  • Constant licking of paws or other parts of the body resulting in sores
  • Chasing the tail

How You Can Help Your Fearful Dog

First, it’s important to realize that you may not be able to completely cure your shy, fearful, or anxious dog to be completely “normal.” Some of his behaviors probably stem from genetics. But what you can do is help him be more comfortable in dealing with his triggers and therefore lessen his reactive behaviors. 

Here are some ways to help your dog live his happiest life.

Know that You are Pack Leader

As you may know, dogs live in packs in the wild, and each pack has a pack leader. In your home, with your dog, you are the pack leader. It’s important that you are a brave and fearless leader because your dog will take his cue from you. As his pet parent, he will feed off your confidence and know that everything is fine. If you are not confident in a situation, then he will sense it and remain fearful.

Recognize His Fear and Understand its Triggers

Step back and take a close look at his behaviors and think about its causes. Try to understand and be patient that your dog is not trying to upset or defy you. He is afraid or anxious, and therefore, very uncomfortable with his current world view.  Finding his triggers may take time and will vary from dog to dog. Reactions to strangers are easy, but when he exhibits fearful behaviors for no obvious reason, your job will be somewhat harder.

Take it Slow and Easy

The number one thing you need to do to help your dog is to take things slow and easy. Unfortunately, some people believe in thrusting their dog completely into a situation that scares him. This approach will only serve to scare him more and possibly cement his fears forever.

Redirect Him Away from the Fearful Thing

When helping a fearful pup, you need to be your dog’s stalwart cheerleader. Give him lots of encouragement for his small forays into facing a fearful situation. Along with your verbal encouragement, give him lots of high-value treats. Your goal is to set up a scenario where he faces his fear, takes obedience cues from you, and then all good things happen.

Manage His Environment

By understanding and managing your dog’s environment, you are well on your way to making him feel safe and secure, and making him feel safe is a huge step forward. There are so many ideas for managing his environment, and they vary depending on the dog and his fears. In general, protect him from unexpected fearful situations as much as possible. 

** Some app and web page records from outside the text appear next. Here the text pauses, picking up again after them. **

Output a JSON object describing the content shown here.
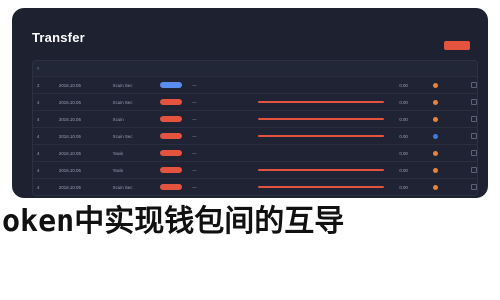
{
  "panel": {
    "title": "Transfer"
  },
  "colors": {
    "accent": "#e4533d",
    "pill_blue": "#5b8def",
    "status_orange": "#e8833a",
    "status_blue": "#3d7be4"
  },
  "table": {
    "headers": [
      "#",
      "",
      "",
      "",
      "",
      "",
      "",
      "",
      ""
    ],
    "rows": [
      {
        "no": "2",
        "hash": "2016.10.05",
        "from": "Xcuin Sec",
        "type": "blue",
        "date": "—",
        "id": "",
        "to_bar": "none",
        "amount": "0.00",
        "status": "",
        "status_color": "orange"
      },
      {
        "no": "4",
        "hash": "2016.10.05",
        "from": "Xcuin Sec",
        "type": "red",
        "date": "—",
        "id": "",
        "to_bar": "red",
        "amount": "0.00",
        "status": "",
        "status_color": "orange"
      },
      {
        "no": "4",
        "hash": "2016.10.05",
        "from": "Xcuin",
        "type": "red",
        "date": "—",
        "id": "",
        "to_bar": "red",
        "amount": "0.00",
        "status": "",
        "status_color": "orange"
      },
      {
        "no": "4",
        "hash": "2016.10.05",
        "from": "Xcuin Sec",
        "type": "red",
        "date": "—",
        "id": "",
        "to_bar": "red",
        "amount": "0.00",
        "status": "",
        "status_color": "blue"
      },
      {
        "no": "4",
        "hash": "2016.10.05",
        "from": "Yaxis",
        "type": "red",
        "date": "—",
        "id": "",
        "to_bar": "none",
        "amount": "0.00",
        "status": "",
        "status_color": "orange"
      },
      {
        "no": "4",
        "hash": "2016.10.05",
        "from": "Yaxis",
        "type": "red",
        "date": "—",
        "id": "",
        "to_bar": "red",
        "amount": "0.00",
        "status": "",
        "status_color": "orange"
      },
      {
        "no": "4",
        "hash": "2016.10.05",
        "from": "Xcuin Sec",
        "type": "red",
        "date": "—",
        "id": "",
        "to_bar": "red",
        "amount": "0.00",
        "status": "",
        "status_color": "orange"
      }
    ]
  },
  "caption": "oken中实现钱包间的互导"
}
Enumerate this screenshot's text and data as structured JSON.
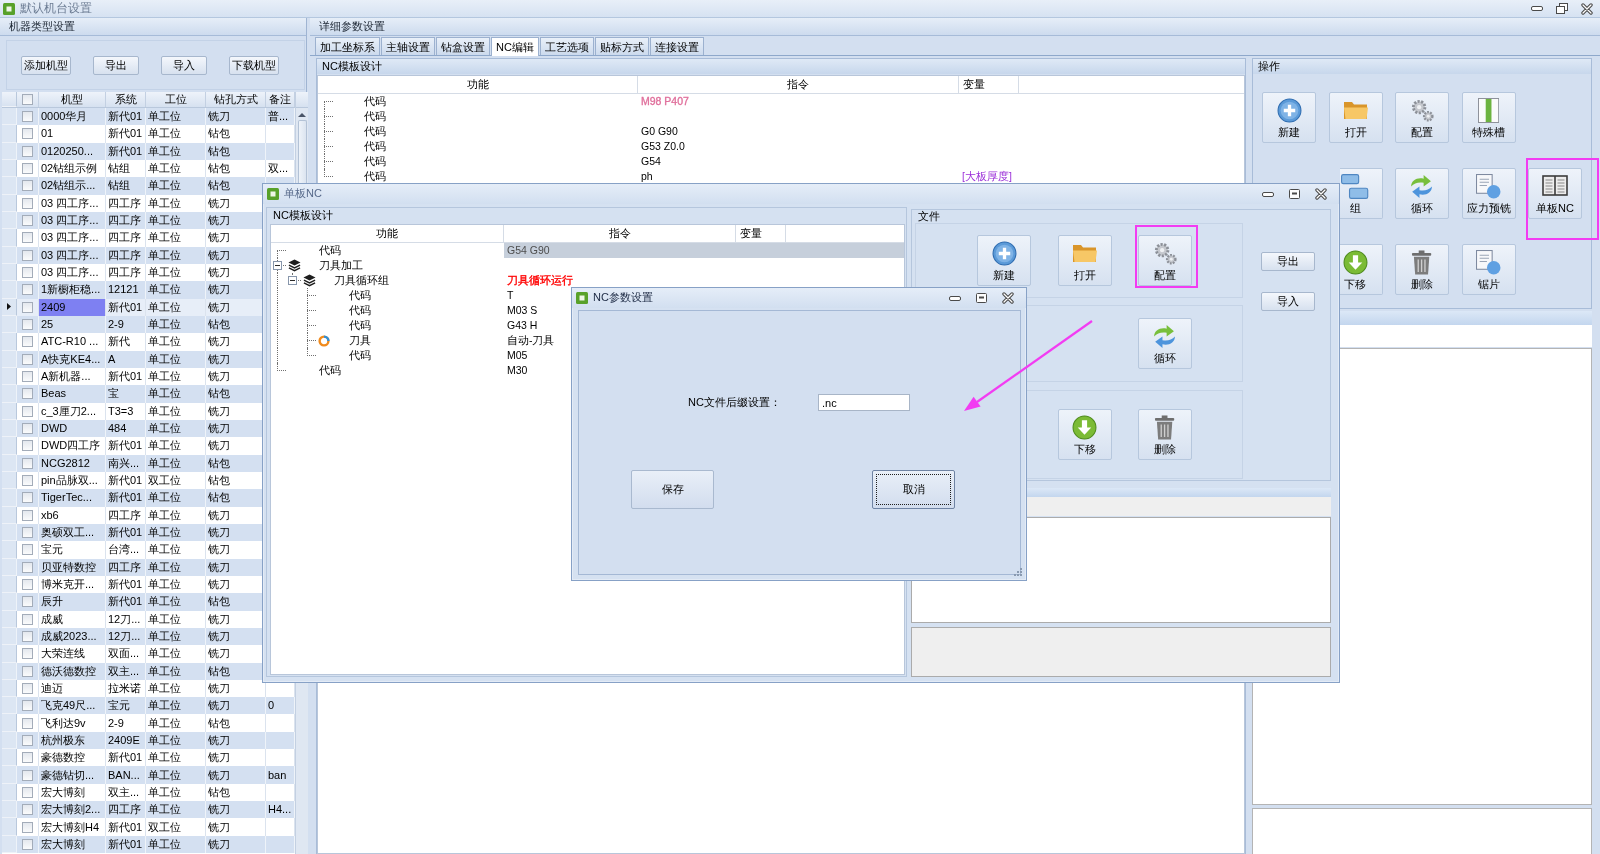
{
  "window": {
    "title": "默认机台设置"
  },
  "machine_panel": {
    "title": "机器类型设置",
    "toolbar": [
      "添加机型",
      "导出",
      "导入",
      "下载机型"
    ],
    "table": {
      "header_checked": false,
      "columns": [
        "机型",
        "系统",
        "工位",
        "钻孔方式",
        "备注"
      ],
      "rows": [
        {
          "cells": [
            "0000华月",
            "新代01",
            "单工位",
            "铣刀",
            "普..."
          ],
          "checked": false,
          "selected": false
        },
        {
          "cells": [
            "01",
            "新代01",
            "单工位",
            "钻包"
          ],
          "checked": false,
          "selected": false
        },
        {
          "cells": [
            "0120250...",
            "新代01",
            "单工位",
            "钻包"
          ],
          "checked": false,
          "selected": false
        },
        {
          "cells": [
            "02钻组示例",
            "钻组",
            "单工位",
            "钻包",
            "双..."
          ],
          "checked": false,
          "selected": false
        },
        {
          "cells": [
            "02钻组示...",
            "钻组",
            "单工位",
            "钻包"
          ],
          "checked": false,
          "selected": false
        },
        {
          "cells": [
            "03 四工序...",
            "四工序",
            "单工位",
            "铣刀"
          ],
          "checked": false,
          "selected": false
        },
        {
          "cells": [
            "03 四工序...",
            "四工序",
            "单工位",
            "铣刀"
          ],
          "checked": false,
          "selected": false
        },
        {
          "cells": [
            "03 四工序...",
            "四工序",
            "单工位",
            "铣刀"
          ],
          "checked": false,
          "selected": false
        },
        {
          "cells": [
            "03 四工序...",
            "四工序",
            "单工位",
            "铣刀"
          ],
          "checked": false,
          "selected": false
        },
        {
          "cells": [
            "03 四工序...",
            "四工序",
            "单工位",
            "铣刀"
          ],
          "checked": false,
          "selected": false
        },
        {
          "cells": [
            "1新橱柜稳...",
            "12121",
            "单工位",
            "铣刀"
          ],
          "checked": false,
          "selected": false
        },
        {
          "cells": [
            "2409",
            "新代01",
            "单工位",
            "铣刀"
          ],
          "checked": false,
          "selected": true
        },
        {
          "cells": [
            "25",
            "2-9",
            "单工位",
            "钻包"
          ],
          "checked": false,
          "selected": false
        },
        {
          "cells": [
            "ATC-R10 ...",
            "新代",
            "单工位",
            "铣刀"
          ],
          "checked": false,
          "selected": false
        },
        {
          "cells": [
            "A快克KE4...",
            "A",
            "单工位",
            "铣刀"
          ],
          "checked": false,
          "selected": false
        },
        {
          "cells": [
            "A新机器...",
            "新代01",
            "单工位",
            "铣刀"
          ],
          "checked": false,
          "selected": false
        },
        {
          "cells": [
            "Beas",
            "宝",
            "单工位",
            "钻包"
          ],
          "checked": false,
          "selected": false
        },
        {
          "cells": [
            "c_3厘刀2...",
            "T3=3",
            "单工位",
            "铣刀"
          ],
          "checked": false,
          "selected": false
        },
        {
          "cells": [
            "DWD",
            "484",
            "单工位",
            "铣刀"
          ],
          "checked": false,
          "selected": false
        },
        {
          "cells": [
            "DWD四工序",
            "新代01",
            "单工位",
            "铣刀"
          ],
          "checked": false,
          "selected": false
        },
        {
          "cells": [
            "NCG2812",
            "南兴...",
            "单工位",
            "钻包"
          ],
          "checked": false,
          "selected": false
        },
        {
          "cells": [
            "pin品脉双...",
            "新代01",
            "双工位",
            "钻包"
          ],
          "checked": false,
          "selected": false
        },
        {
          "cells": [
            "TigerTec...",
            "新代01",
            "单工位",
            "钻包"
          ],
          "checked": false,
          "selected": false
        },
        {
          "cells": [
            "xb6",
            "四工序",
            "单工位",
            "铣刀"
          ],
          "checked": false,
          "selected": false
        },
        {
          "cells": [
            "奥硕双工...",
            "新代01",
            "单工位",
            "铣刀"
          ],
          "checked": false,
          "selected": false
        },
        {
          "cells": [
            "宝元",
            "台湾...",
            "单工位",
            "铣刀"
          ],
          "checked": false,
          "selected": false
        },
        {
          "cells": [
            "贝亚特数控",
            "四工序",
            "单工位",
            "铣刀"
          ],
          "checked": false,
          "selected": false
        },
        {
          "cells": [
            "博米克开...",
            "新代01",
            "单工位",
            "铣刀"
          ],
          "checked": false,
          "selected": false
        },
        {
          "cells": [
            "辰升",
            "新代01",
            "单工位",
            "钻包"
          ],
          "checked": false,
          "selected": false
        },
        {
          "cells": [
            "成威",
            "12刀...",
            "单工位",
            "铣刀"
          ],
          "checked": false,
          "selected": false
        },
        {
          "cells": [
            "成威2023...",
            "12刀...",
            "单工位",
            "铣刀"
          ],
          "checked": false,
          "selected": false
        },
        {
          "cells": [
            "大荣连线",
            "双面...",
            "单工位",
            "铣刀"
          ],
          "checked": false,
          "selected": false
        },
        {
          "cells": [
            "德沃德数控",
            "双主...",
            "单工位",
            "钻包"
          ],
          "checked": false,
          "selected": false
        },
        {
          "cells": [
            "迪迈",
            "拉米诺",
            "单工位",
            "铣刀"
          ],
          "checked": false,
          "selected": false
        },
        {
          "cells": [
            "飞克49尺...",
            "宝元",
            "单工位",
            "铣刀",
            "0"
          ],
          "checked": false,
          "selected": false
        },
        {
          "cells": [
            "飞利达9v",
            "2-9",
            "单工位",
            "钻包"
          ],
          "checked": false,
          "selected": false
        },
        {
          "cells": [
            "杭州极东",
            "2409E",
            "单工位",
            "铣刀"
          ],
          "checked": false,
          "selected": false
        },
        {
          "cells": [
            "豪德数控",
            "新代01",
            "单工位",
            "铣刀"
          ],
          "checked": false,
          "selected": false
        },
        {
          "cells": [
            "豪德钻切...",
            "BAN...",
            "单工位",
            "铣刀",
            "ban"
          ],
          "checked": false,
          "selected": false
        },
        {
          "cells": [
            "宏大博刻",
            "双主...",
            "单工位",
            "钻包"
          ],
          "checked": false,
          "selected": false
        },
        {
          "cells": [
            "宏大博刻2...",
            "四工序",
            "单工位",
            "铣刀",
            "H4..."
          ],
          "checked": false,
          "selected": false
        },
        {
          "cells": [
            "宏大博刻H4",
            "新代01",
            "双工位",
            "铣刀"
          ],
          "checked": false,
          "selected": false
        },
        {
          "cells": [
            "宏大博刻",
            "新代01",
            "单工位",
            "铣刀"
          ],
          "checked": false,
          "selected": false
        }
      ]
    }
  },
  "detail_panel": {
    "title": "详细参数设置",
    "tabs": [
      {
        "label": "加工坐标系",
        "selected": false
      },
      {
        "label": "主轴设置",
        "selected": false
      },
      {
        "label": "钻盒设置",
        "selected": false
      },
      {
        "label": "NC编辑",
        "selected": true
      },
      {
        "label": "工艺选项",
        "selected": false
      },
      {
        "label": "贴标方式",
        "selected": false
      },
      {
        "label": "连接设置",
        "selected": false
      }
    ],
    "nc_template": {
      "title": "NC模板设计",
      "columns": [
        "功能",
        "指令",
        "变量"
      ],
      "rows": [
        {
          "kind": "code",
          "function": "代码",
          "instruction": "M98 P407",
          "color": "#e0709c"
        },
        {
          "kind": "code",
          "function": "代码"
        },
        {
          "kind": "code",
          "function": "代码",
          "instruction": "G0 G90"
        },
        {
          "kind": "code",
          "function": "代码",
          "instruction": "G53 Z0.0"
        },
        {
          "kind": "code",
          "function": "代码",
          "instruction": "G54"
        },
        {
          "kind": "code",
          "function": "代码",
          "instruction": "ph",
          "variable": "[大板厚度]"
        }
      ]
    },
    "operations": {
      "title": "操作",
      "rows": [
        [
          {
            "label": "新建",
            "highlighted": false
          },
          {
            "label": "打开",
            "highlighted": false
          },
          {
            "label": "配置",
            "highlighted": false
          },
          {
            "label": "特殊槽",
            "highlighted": false
          }
        ],
        [
          "",
          {
            "label": "组",
            "highlighted": false
          },
          {
            "label": "循环",
            "highlighted": false
          },
          {
            "label": "应力预铣",
            "highlighted": false
          },
          {
            "label": "单板NC",
            "highlighted": true
          }
        ],
        [
          "",
          {
            "label": "下移",
            "highlighted": false
          },
          {
            "label": "删除",
            "highlighted": false
          },
          {
            "label": "锯片",
            "highlighted": false
          }
        ]
      ]
    }
  },
  "board_nc_dialog": {
    "title": "单板NC",
    "template": {
      "title": "NC模板设计",
      "columns": [
        "功能",
        "指令",
        "变量"
      ],
      "tree": [
        {
          "kind": "code",
          "function": "代码",
          "instruction": "G54 G90",
          "selected": true
        },
        {
          "kind": "group",
          "function": "刀具加工",
          "expanded": true,
          "selected": false,
          "children": [
            {
              "kind": "group",
              "function": "刀具循环组",
              "instruction": "刀具循环运行",
              "color": "#ff0000",
              "expanded": true,
              "selected": false,
              "children": [
                {
                  "kind": "code",
                  "function": "代码",
                  "instruction": "T",
                  "selected": false
                },
                {
                  "kind": "code",
                  "function": "代码",
                  "instruction": "M03 S",
                  "selected": false
                },
                {
                  "kind": "code",
                  "function": "代码",
                  "instruction": "G43 H",
                  "selected": false
                },
                {
                  "kind": "tool",
                  "function": "刀具",
                  "instruction": "自动-刀具",
                  "selected": false
                },
                {
                  "kind": "code",
                  "function": "代码",
                  "instruction": "M05",
                  "selected": false
                }
              ]
            }
          ]
        },
        {
          "kind": "code",
          "function": "代码",
          "instruction": "M30",
          "selected": false
        }
      ]
    },
    "file_group": {
      "title": "文件",
      "rows": [
        [
          {
            "label": "新建",
            "highlighted": false
          },
          {
            "label": "打开",
            "highlighted": false
          },
          {
            "label": "配置",
            "highlighted": true
          }
        ],
        [
          "",
          "",
          {
            "label": "循环",
            "highlighted": false
          }
        ],
        [
          "",
          {
            "label": "下移",
            "highlighted": false
          },
          {
            "label": "删除",
            "highlighted": false
          }
        ]
      ]
    },
    "side_buttons": [
      "导出",
      "导入"
    ]
  },
  "nc_param_dialog": {
    "title": "NC参数设置",
    "suffix_label": "NC文件后缀设置：",
    "suffix_value": ".nc",
    "buttons": [
      {
        "label": "保存",
        "focused": false
      },
      {
        "label": "取消",
        "focused": true
      }
    ]
  }
}
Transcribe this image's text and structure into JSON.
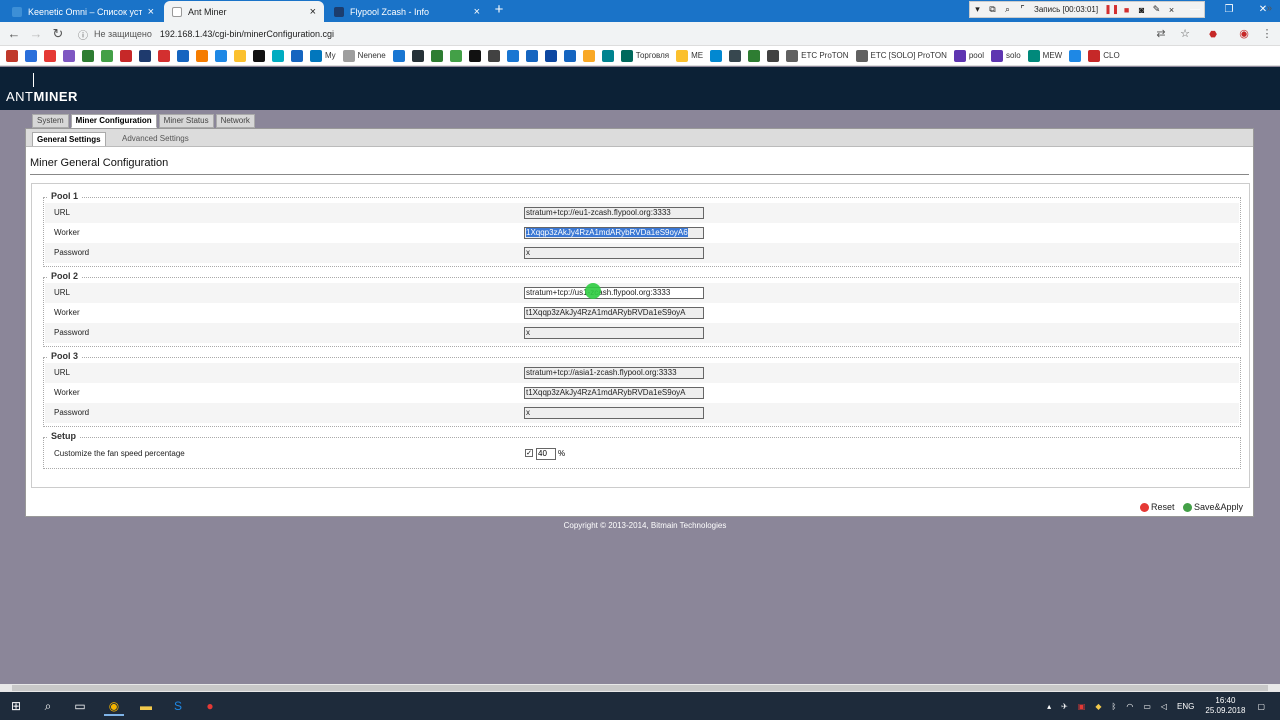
{
  "browser": {
    "tabs": [
      {
        "title": "Keenetic Omni – Список устройств",
        "active": false
      },
      {
        "title": "Ant Miner",
        "active": true
      },
      {
        "title": "Flypool Zcash - Info",
        "active": false
      }
    ],
    "new_tab_icon": "plus-icon",
    "recording": {
      "label": "Запись [00:03:01]"
    },
    "address": {
      "security": "Не защищено",
      "url": "192.168.1.43/cgi-bin/minerConfiguration.cgi"
    },
    "bookmarks": [
      {
        "label": "",
        "color": "#c0392b"
      },
      {
        "label": "",
        "color": "#2a6fdb"
      },
      {
        "label": "",
        "color": "#e53935"
      },
      {
        "label": "",
        "color": "#7e57c2"
      },
      {
        "label": "",
        "color": "#2e7d32"
      },
      {
        "label": "",
        "color": "#43a047"
      },
      {
        "label": "",
        "color": "#c62828"
      },
      {
        "label": "",
        "color": "#1e3a6d"
      },
      {
        "label": "",
        "color": "#d32f2f"
      },
      {
        "label": "",
        "color": "#1565c0"
      },
      {
        "label": "",
        "color": "#f57c00"
      },
      {
        "label": "",
        "color": "#1e88e5"
      },
      {
        "label": "",
        "color": "#fbc02d"
      },
      {
        "label": "",
        "color": "#111111"
      },
      {
        "label": "",
        "color": "#00acc1"
      },
      {
        "label": "",
        "color": "#1565c0"
      },
      {
        "label": "My",
        "color": "#0277bd"
      },
      {
        "label": "Nenene",
        "color": "#9e9e9e"
      },
      {
        "label": "",
        "color": "#1976d2"
      },
      {
        "label": "",
        "color": "#263238"
      },
      {
        "label": "",
        "color": "#2e7d32"
      },
      {
        "label": "",
        "color": "#43a047"
      },
      {
        "label": "",
        "color": "#111111"
      },
      {
        "label": "",
        "color": "#424242"
      },
      {
        "label": "",
        "color": "#1976d2"
      },
      {
        "label": "",
        "color": "#1565c0"
      },
      {
        "label": "",
        "color": "#0d47a1"
      },
      {
        "label": "",
        "color": "#1565c0"
      },
      {
        "label": "",
        "color": "#f9a825"
      },
      {
        "label": "",
        "color": "#00838f"
      },
      {
        "label": "Торговля",
        "color": "#00695c"
      },
      {
        "label": "ME",
        "color": "#fbc02d"
      },
      {
        "label": "",
        "color": "#0288d1"
      },
      {
        "label": "",
        "color": "#37474f"
      },
      {
        "label": "",
        "color": "#2e7d32"
      },
      {
        "label": "",
        "color": "#424242"
      },
      {
        "label": "ETC ProTON",
        "color": "#616161"
      },
      {
        "label": "ETC [SOLO] ProTON",
        "color": "#616161"
      },
      {
        "label": "pool",
        "color": "#5e35b1"
      },
      {
        "label": "solo",
        "color": "#5e35b1"
      },
      {
        "label": "MEW",
        "color": "#00897b"
      },
      {
        "label": "",
        "color": "#1e88e5"
      },
      {
        "label": "CLO",
        "color": "#c62828"
      }
    ]
  },
  "app": {
    "logo": {
      "ant": "ANT",
      "miner": "MINER"
    },
    "main_tabs": [
      {
        "label": "System",
        "active": false
      },
      {
        "label": "Miner Configuration",
        "active": true
      },
      {
        "label": "Miner Status",
        "active": false
      },
      {
        "label": "Network",
        "active": false
      }
    ],
    "sub_tabs": [
      {
        "label": "General Settings",
        "active": true
      },
      {
        "label": "Advanced Settings",
        "active": false
      }
    ],
    "page_title": "Miner General Configuration",
    "pools": [
      {
        "title": "Pool 1",
        "url_label": "URL",
        "url": "stratum+tcp://eu1-zcash.flypool.org:3333",
        "worker_label": "Worker",
        "worker": "1Xqqp3zAkJy4RzA1mdARybRVDa1eS9oyA6",
        "worker_selected": true,
        "password_label": "Password",
        "password": "x"
      },
      {
        "title": "Pool 2",
        "url_label": "URL",
        "url": "stratum+tcp://us1-zcash.flypool.org:3333",
        "worker_label": "Worker",
        "worker": "t1Xqqp3zAkJy4RzA1mdARybRVDa1eS9oyA",
        "worker_selected": false,
        "password_label": "Password",
        "password": "x"
      },
      {
        "title": "Pool 3",
        "url_label": "URL",
        "url": "stratum+tcp://asia1-zcash.flypool.org:3333",
        "worker_label": "Worker",
        "worker": "t1Xqqp3zAkJy4RzA1mdARybRVDa1eS9oyA",
        "worker_selected": false,
        "password_label": "Password",
        "password": "x"
      }
    ],
    "setup": {
      "title": "Setup",
      "fan_label": "Customize the fan speed percentage",
      "fan_checked": true,
      "fan_value": "40",
      "fan_unit": "%"
    },
    "buttons": {
      "reset": "Reset",
      "save": "Save&Apply"
    },
    "copyright": "Copyright © 2013-2014, Bitmain Technologies"
  },
  "taskbar": {
    "language": "ENG",
    "time": "16:40",
    "date": "25.09.2018"
  }
}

Avoid Punishment Or Negative Consequences

This is why it is so important to understand what is going on with your dog. Understand that he is not purposefully misbehaving. The downside of using punishment on a fearful dog is that he will become even more afraid, and probably now, of you.

If All Else Fails

If you’ve tried some of the techniques here and find your dog is still fearful, it is time to call in the experts. Here at Performance K9 Training, your dog will receive the best possible training by David Greene, founder and chief trainer. David is recognized nationally and internationally for his outstanding skill at working with dogs. He has represented the USA on four world teams where his dogs achieved world standing as well as held the title of five-time regional champion. 

Performance K9 also offers board and train options where your dog stays with us for a set period and receives expert training to help him overcome his fears. 

Call us for more information.